Signage and wayfinding have taken on a new significance post-lockdown, as businesses of all kinds have had to whip up warning notices and social distancing guidelines. At the beginning these were often cobbled together using whatever was on hand, but as the weeks have gone by, coronavirus-related signage has gradually become more sophisticated.
“When people were starting to go out again, we started to see a lot of signage popping up made using thick markers,” says Beth Novitsky, design director at architecture and design firm Gensler. “What we noticed was that the design of most of it was alarmist – all caps, and a lot of red and yellow, which was appropriate early on, and in a public setting for places where you needed to reach a large audience.

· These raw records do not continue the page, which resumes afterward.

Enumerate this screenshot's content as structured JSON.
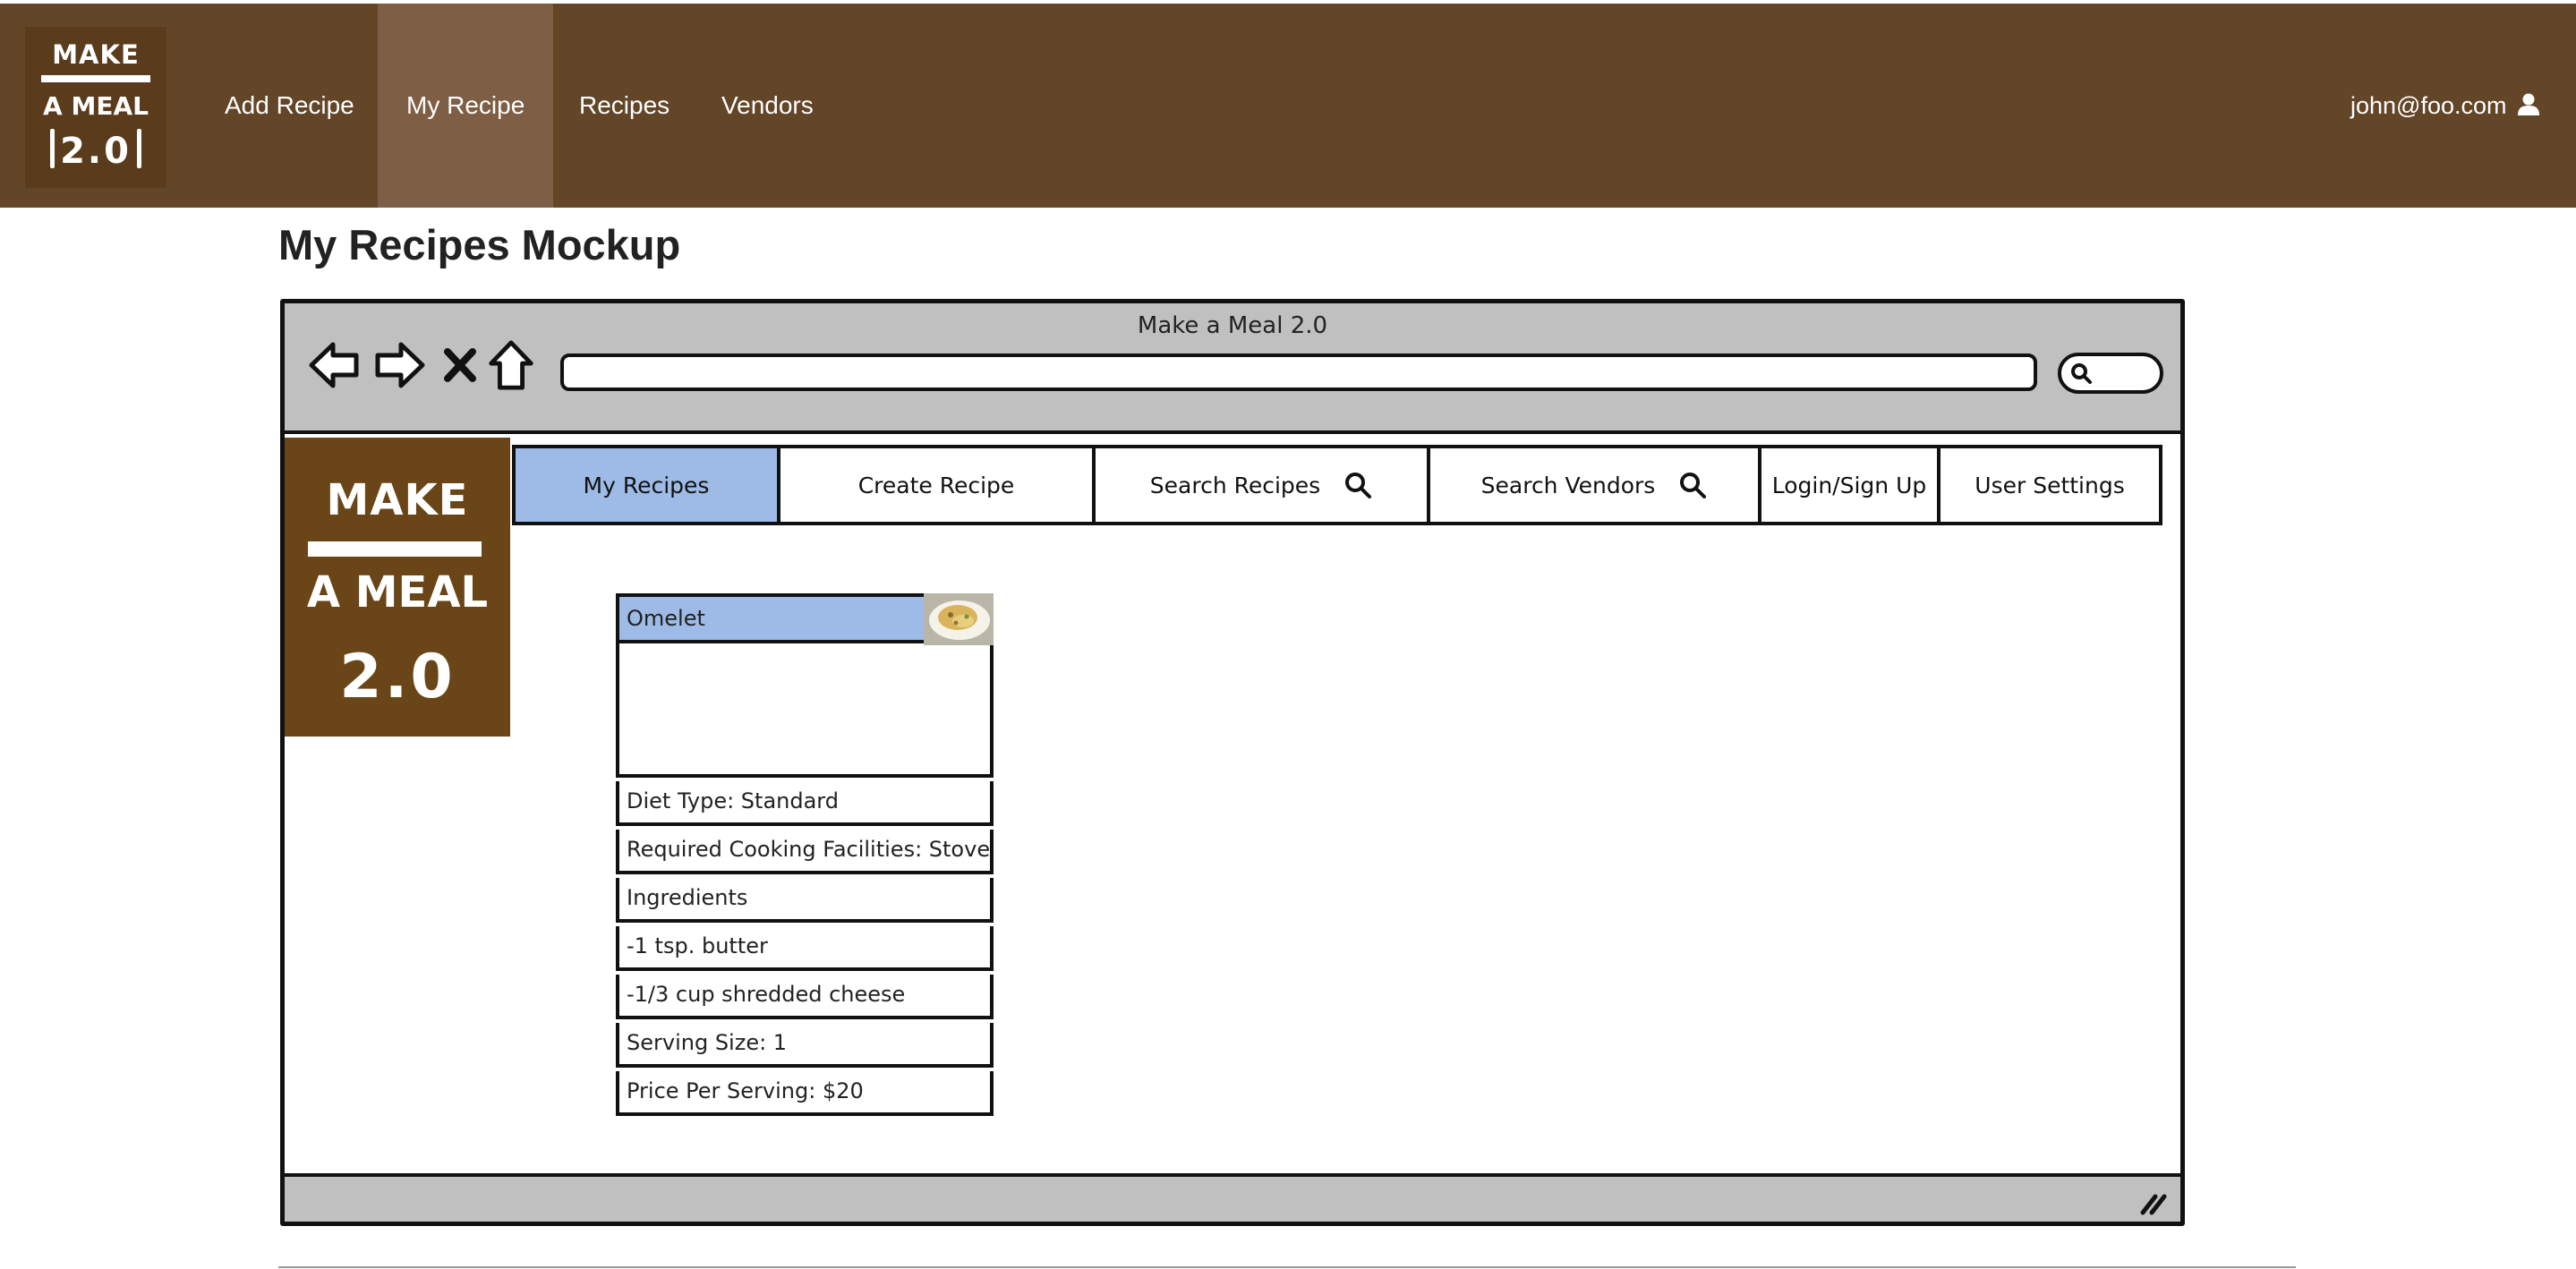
{
  "navbar": {
    "logo": {
      "line1": "MAKE",
      "line2": "A MEAL",
      "line3": "2.0"
    },
    "items": [
      {
        "label": "Add Recipe"
      },
      {
        "label": "My Recipe"
      },
      {
        "label": "Recipes"
      },
      {
        "label": "Vendors"
      }
    ],
    "active_item": "My Recipe",
    "user_email": "john@foo.com",
    "user_icon": "user-icon"
  },
  "page": {
    "title": "My Recipes Mockup"
  },
  "mockup": {
    "window_title": "Make a Meal 2.0",
    "browser_buttons": [
      "back-arrow-icon",
      "forward-arrow-icon",
      "close-x-icon",
      "home-icon"
    ],
    "url": "",
    "logo": {
      "line1": "MAKE",
      "line2": "A MEAL",
      "line3": "2.0"
    },
    "tabs": [
      {
        "label": "My Recipes",
        "active": true
      },
      {
        "label": "Create Recipe"
      },
      {
        "label": "Search Recipes",
        "icon": "search-icon"
      },
      {
        "label": "Search Vendors",
        "icon": "search-icon"
      },
      {
        "label": "Login/Sign Up"
      },
      {
        "label": "User Settings"
      }
    ],
    "recipe_card": {
      "name": "Omelet",
      "rows": [
        "Diet Type: Standard",
        "Required Cooking Facilities: Stove",
        "Ingredients",
        "-1 tsp. butter",
        "-1/3 cup shredded cheese",
        "Serving Size: 1",
        "Price Per Serving: $20"
      ]
    }
  },
  "colors": {
    "navbar": "#634528",
    "nav_active": "#7e5e44",
    "mock_logo": "#6a4517",
    "active_tab": "#9dbbe6",
    "chrome_gray": "#c0c0c0"
  }
}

“We started to think about what would be necessary in offices when people went back to work,” she adds. “Instead of the visual equivalent of shouting, we wanted to use signage as a way to create community and reinforce the message that the protocols companies are putting into place aren’t just about doing it for yourself, but for your co-workers and your community.”